OK, clerks, this one’s for your pastor. (One little hint, though... if you do pass it on to him or her, accompany it with this disclaimer: “Don’t assume, because I’ve giving this to you, that I think you’re showing signs of burnout.” It’s a preventative thing.)
Anne Dilenschneider wrote an article in the August 12 Huffington Post, “Soul Care and the Roots of Clergy Burnout,” that’s well worth reading. She recalls a couple of articles that recently appeared in, of all places, the New York Times, one on the importance of ministerial vacations and the other on surviving through church conflict over the nature of the pastoral role. What I like best is her recalling H. Richard Niebuhr’s observation (in his landmark 1956 book, The Purpose of the Church and Its Ministry) of how ministry in the 20th century increasingly became modeled after secular business-management practices. Niebuhr wrote at mid-century, but the trends he identified back then only grew stronger in the years that followed. As churches (particularly mainline Protestant churches) moved into the new suburbs, most people came to define those spanking-new buildings as places where programs happen. Along with that, the role of the pastor gradually morphed into that of coordinator and manager of those programs. Other ministry tasks became secondary.
After decades of steadily-declining church membership, lots of pastors have given in to a kind of quiet despair, wondering if perhaps they’re personally responsible for the losses (I know I have, at times, but I got over it – especially once I realized it was happening everywhere, even across denominations). Sociologists like Robert Wuthnow, in After the Baby Boomers, have identified certain demographic trends – especially the shrinking birth rate, the postponement of the average age of marriage, and the growth of two-paycheck households – that, on their own, easily account for these numerical losses.
Way back in the 1950s, Niebuhr picked up on the trend of transforming ministry into management, and was critical of it. Calling ministry "the perplexed profession," he warned of a particular abuse of the ministerial office, based on an extreme form of this thinking: the image of the pastor as “Big Operator.” The name says it all.
Many of us who were in seminary in the 1970s and 80s were well aware of the rapid growth of clinical counseling training as a central feature of theological education. The Clinical Pastoral Education movement – valuable in itself, although some people overdid it – presented a whole, new model for pastoral ministry: that of ordained psychotherapist. Again, the introduction of clinical counseling techniques into pastoral counseling brought about some helpful improvements, but if you take it too far, you highjack the minister’s role and claim it for the world of psychology.
Then, along came spiritual direction. That emphasis was just starting to appear when I was in seminary, and has grown steadily stronger since then. Because the Roman Catholics, with their centuries-old traditions of spiritual formation, have been at it a lot longer than we have, most Protestants leading that particular charge have unabashedly borrowed ideas and practices from Rome, tweaking them here and there, when needed, to fit our theology.

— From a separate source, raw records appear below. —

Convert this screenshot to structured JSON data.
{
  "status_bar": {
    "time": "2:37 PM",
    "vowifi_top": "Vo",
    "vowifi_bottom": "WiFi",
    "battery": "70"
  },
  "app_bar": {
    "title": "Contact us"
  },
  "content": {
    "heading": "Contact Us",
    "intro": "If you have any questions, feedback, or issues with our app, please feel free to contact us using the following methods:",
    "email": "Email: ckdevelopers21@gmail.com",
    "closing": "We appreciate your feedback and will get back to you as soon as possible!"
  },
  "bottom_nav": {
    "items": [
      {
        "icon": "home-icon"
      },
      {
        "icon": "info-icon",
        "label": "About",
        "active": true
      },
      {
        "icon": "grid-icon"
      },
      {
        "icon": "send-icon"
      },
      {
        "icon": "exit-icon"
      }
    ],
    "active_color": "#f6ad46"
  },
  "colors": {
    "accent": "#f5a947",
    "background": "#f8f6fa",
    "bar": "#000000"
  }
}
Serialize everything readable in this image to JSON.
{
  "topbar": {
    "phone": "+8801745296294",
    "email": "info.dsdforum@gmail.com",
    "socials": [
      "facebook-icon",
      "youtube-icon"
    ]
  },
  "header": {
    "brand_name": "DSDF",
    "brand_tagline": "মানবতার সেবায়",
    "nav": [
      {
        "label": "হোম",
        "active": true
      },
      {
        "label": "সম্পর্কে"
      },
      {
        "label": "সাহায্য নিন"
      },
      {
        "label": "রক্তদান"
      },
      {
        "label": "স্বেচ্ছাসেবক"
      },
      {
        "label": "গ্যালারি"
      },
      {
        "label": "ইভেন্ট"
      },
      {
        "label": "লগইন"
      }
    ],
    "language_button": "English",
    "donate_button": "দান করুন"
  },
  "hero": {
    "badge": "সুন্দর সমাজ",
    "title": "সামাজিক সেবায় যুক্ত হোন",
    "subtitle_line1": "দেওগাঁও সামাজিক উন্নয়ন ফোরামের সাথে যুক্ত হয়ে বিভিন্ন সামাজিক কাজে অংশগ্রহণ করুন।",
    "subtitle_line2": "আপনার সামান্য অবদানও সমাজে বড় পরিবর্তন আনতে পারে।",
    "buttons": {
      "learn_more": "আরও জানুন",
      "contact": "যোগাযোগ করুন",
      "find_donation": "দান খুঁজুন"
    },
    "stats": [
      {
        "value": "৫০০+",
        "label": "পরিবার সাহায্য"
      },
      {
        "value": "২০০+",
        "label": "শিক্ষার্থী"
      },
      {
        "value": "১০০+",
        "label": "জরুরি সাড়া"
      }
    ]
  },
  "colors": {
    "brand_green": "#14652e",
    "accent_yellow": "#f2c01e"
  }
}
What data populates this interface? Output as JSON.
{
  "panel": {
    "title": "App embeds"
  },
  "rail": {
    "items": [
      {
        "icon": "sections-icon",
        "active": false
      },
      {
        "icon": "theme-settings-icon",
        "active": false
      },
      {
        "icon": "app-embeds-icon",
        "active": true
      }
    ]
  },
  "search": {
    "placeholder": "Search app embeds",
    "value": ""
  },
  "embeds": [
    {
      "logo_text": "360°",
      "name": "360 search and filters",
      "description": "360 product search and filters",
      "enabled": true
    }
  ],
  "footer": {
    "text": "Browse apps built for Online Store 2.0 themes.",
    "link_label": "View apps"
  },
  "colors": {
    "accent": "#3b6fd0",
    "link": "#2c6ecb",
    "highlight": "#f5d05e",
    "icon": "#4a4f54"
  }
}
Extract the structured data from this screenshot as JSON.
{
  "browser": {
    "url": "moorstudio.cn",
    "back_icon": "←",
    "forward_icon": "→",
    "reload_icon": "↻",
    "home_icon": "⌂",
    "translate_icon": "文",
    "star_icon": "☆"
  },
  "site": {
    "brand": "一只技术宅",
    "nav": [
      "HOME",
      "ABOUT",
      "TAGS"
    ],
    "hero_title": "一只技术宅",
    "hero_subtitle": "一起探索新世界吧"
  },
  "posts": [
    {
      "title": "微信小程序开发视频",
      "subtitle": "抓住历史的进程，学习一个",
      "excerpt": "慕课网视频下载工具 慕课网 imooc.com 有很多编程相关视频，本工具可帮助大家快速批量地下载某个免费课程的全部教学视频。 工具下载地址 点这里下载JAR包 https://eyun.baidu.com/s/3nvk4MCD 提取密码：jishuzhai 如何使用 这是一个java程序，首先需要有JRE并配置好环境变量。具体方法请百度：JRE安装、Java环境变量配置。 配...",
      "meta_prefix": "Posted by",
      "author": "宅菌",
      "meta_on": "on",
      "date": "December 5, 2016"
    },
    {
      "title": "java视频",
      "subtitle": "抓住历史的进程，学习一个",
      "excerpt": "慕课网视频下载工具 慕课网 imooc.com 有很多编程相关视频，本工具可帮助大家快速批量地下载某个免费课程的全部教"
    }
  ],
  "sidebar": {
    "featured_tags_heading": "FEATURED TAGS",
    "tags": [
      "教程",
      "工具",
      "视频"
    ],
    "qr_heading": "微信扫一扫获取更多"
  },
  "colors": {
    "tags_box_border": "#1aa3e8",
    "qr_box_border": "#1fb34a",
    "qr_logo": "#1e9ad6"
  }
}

Writing as a spiritual director, Dilenschneider naturally believes the solution to ministerial malaise lies in learning how to pray better. For her, this likely means signing on with a trained spiritual director like herself. There’s something to that, of course – for, who wants to go to the Big Operator or the Ordained Psychotherapist to learn how to pray?
I think she’s got something there, but – because she’s a spiritual director herself – I have to confess just a little skepticism about spiritual direction being the cure-all. She kind of reminds me of some chiropractors who are venturing out, these days, way beyond traditional spine adjustments. Some chiropractors are getting into everything from weight loss to treating kids with ADHD. (I’ve never visited a chiropractor, myself, and have no intention of ever going, but that’s what I see in some of the ads.)
While I disagree with Dilenschneider’s easy assumption that pre-1920s Protestant ministers saw themselves as “curates,” engaged in “the cure of souls” above all else (I suspect that’s a more recent import from Roman Catholicism or high-church Anglicanism), I think she’s right on with this statement:
“The witness of spiritual directors over the centuries is that the leader’s need to ‘make a difference’ – the need to find personal significance through effectiveness -- must be set aside in order to be ‘made different’ – the deeper need to discover one’s renewed identity through relationship with God.”
Whether that personal renewal happens through sitting down every couple weeks with a spiritual director, or simply by marveling at the consistent, gentle touch of the Holy Spirit through the weekly discipline of moving from text to sermon (which is more my cup of tea), she’s absolutely right – we pastors have got to allow God to continually nudge us in the direction of personal growth, if we’re going to remain in this joyous, frustrating, inspiring, draining, life-giving occupation for the long haul.
We are indeed grateful to you elders when you help us make space in our lives for the Lord to do that.